— Exercise requirements —
Copy every record below exactly as it appears.

# # #

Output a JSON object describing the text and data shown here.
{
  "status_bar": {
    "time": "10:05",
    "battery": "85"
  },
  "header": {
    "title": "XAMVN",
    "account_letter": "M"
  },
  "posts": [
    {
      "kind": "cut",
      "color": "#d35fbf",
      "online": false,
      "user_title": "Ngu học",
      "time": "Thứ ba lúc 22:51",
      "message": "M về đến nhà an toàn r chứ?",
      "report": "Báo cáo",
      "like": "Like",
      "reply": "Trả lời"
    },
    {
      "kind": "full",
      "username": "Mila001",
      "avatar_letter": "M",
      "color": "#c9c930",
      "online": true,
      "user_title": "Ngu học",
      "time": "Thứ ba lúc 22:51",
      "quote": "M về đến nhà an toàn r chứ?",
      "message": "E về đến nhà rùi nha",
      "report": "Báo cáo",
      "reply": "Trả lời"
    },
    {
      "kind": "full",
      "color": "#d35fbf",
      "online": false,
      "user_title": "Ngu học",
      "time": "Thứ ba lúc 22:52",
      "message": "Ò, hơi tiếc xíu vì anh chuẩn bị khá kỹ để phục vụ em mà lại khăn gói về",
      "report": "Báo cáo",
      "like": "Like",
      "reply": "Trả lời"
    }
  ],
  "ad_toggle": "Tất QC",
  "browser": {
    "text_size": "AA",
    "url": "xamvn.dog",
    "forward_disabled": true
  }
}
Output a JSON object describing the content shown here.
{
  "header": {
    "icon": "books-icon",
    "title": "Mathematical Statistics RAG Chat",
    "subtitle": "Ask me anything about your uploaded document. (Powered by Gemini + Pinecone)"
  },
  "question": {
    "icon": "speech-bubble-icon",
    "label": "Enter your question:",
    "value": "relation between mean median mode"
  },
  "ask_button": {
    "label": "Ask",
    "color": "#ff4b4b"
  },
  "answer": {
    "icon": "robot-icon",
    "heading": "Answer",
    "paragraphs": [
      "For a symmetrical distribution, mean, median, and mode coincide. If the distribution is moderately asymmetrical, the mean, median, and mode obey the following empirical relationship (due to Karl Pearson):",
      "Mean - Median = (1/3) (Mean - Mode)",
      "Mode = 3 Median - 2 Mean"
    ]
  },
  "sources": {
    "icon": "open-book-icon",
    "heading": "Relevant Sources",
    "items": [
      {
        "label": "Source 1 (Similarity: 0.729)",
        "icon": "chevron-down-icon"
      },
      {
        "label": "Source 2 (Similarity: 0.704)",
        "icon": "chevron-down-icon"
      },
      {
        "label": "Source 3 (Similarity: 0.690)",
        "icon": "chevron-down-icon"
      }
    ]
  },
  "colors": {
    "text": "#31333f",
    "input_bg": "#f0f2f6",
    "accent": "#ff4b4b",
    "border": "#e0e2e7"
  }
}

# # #

— Response below —
Output a JSON object describing the text and data shown here.
{
  "status_bar": {
    "time": "10:05",
    "battery": "85"
  },
  "header": {
    "title": "XAMVN",
    "account_letter": "M"
  },
  "posts": [
    {
      "kind": "cut",
      "color": "#d35fbf",
      "online": false,
      "user_title": "Ngu học",
      "time": "Thứ ba lúc 22:51",
      "message": "M về đến nhà an toàn r chứ?",
      "report": "Báo cáo",
      "like": "Like",
      "reply": "Trả lời"
    },
    {
      "kind": "full",
      "username": "Mila001",
      "avatar_letter": "M",
      "color": "#c9c930",
      "online": true,
      "user_title": "Ngu học",
      "time": "Thứ ba lúc 22:51",
      "quote": "M về đến nhà an toàn r chứ?",
      "message": "E về đến nhà rùi nha",
      "report": "Báo cáo",
      "reply": "Trả lời"
    },
    {
      "kind": "full",
      "color": "#d35fbf",
      "online": false,
      "user_title": "Ngu học",
      "time": "Thứ ba lúc 22:52",
      "message": "Ò, hơi tiếc xíu vì anh chuẩn bị khá kỹ để phục vụ em mà lại khăn gói về",
      "report": "Báo cáo",
      "like": "Like",
      "reply": "Trả lời"
    }
  ],
  "ad_toggle": "Tất QC",
  "browser": {
    "text_size": "AA",
    "url": "xamvn.dog",
    "forward_disabled": true
  }
}
Output a JSON object describing the content shown here.
{
  "header": {
    "icon": "books-icon",
    "title": "Mathematical Statistics RAG Chat",
    "subtitle": "Ask me anything about your uploaded document. (Powered by Gemini + Pinecone)"
  },
  "question": {
    "icon": "speech-bubble-icon",
    "label": "Enter your question:",
    "value": "relation between mean median mode"
  },
  "ask_button": {
    "label": "Ask",
    "color": "#ff4b4b"
  },
  "answer": {
    "icon": "robot-icon",
    "heading": "Answer",
    "paragraphs": [
      "For a symmetrical distribution, mean, median, and mode coincide. If the distribution is moderately asymmetrical, the mean, median, and mode obey the following empirical relationship (due to Karl Pearson):",
      "Mean - Median = (1/3) (Mean - Mode)",
      "Mode = 3 Median - 2 Mean"
    ]
  },
  "sources": {
    "icon": "open-book-icon",
    "heading": "Relevant Sources",
    "items": [
      {
        "label": "Source 1 (Similarity: 0.729)",
        "icon": "chevron-down-icon"
      },
      {
        "label": "Source 2 (Similarity: 0.704)",
        "icon": "chevron-down-icon"
      },
      {
        "label": "Source 3 (Similarity: 0.690)",
        "icon": "chevron-down-icon"
      }
    ]
  },
  "colors": {
    "text": "#31333f",
    "input_bg": "#f0f2f6",
    "accent": "#ff4b4b",
    "border": "#e0e2e7"
  }
}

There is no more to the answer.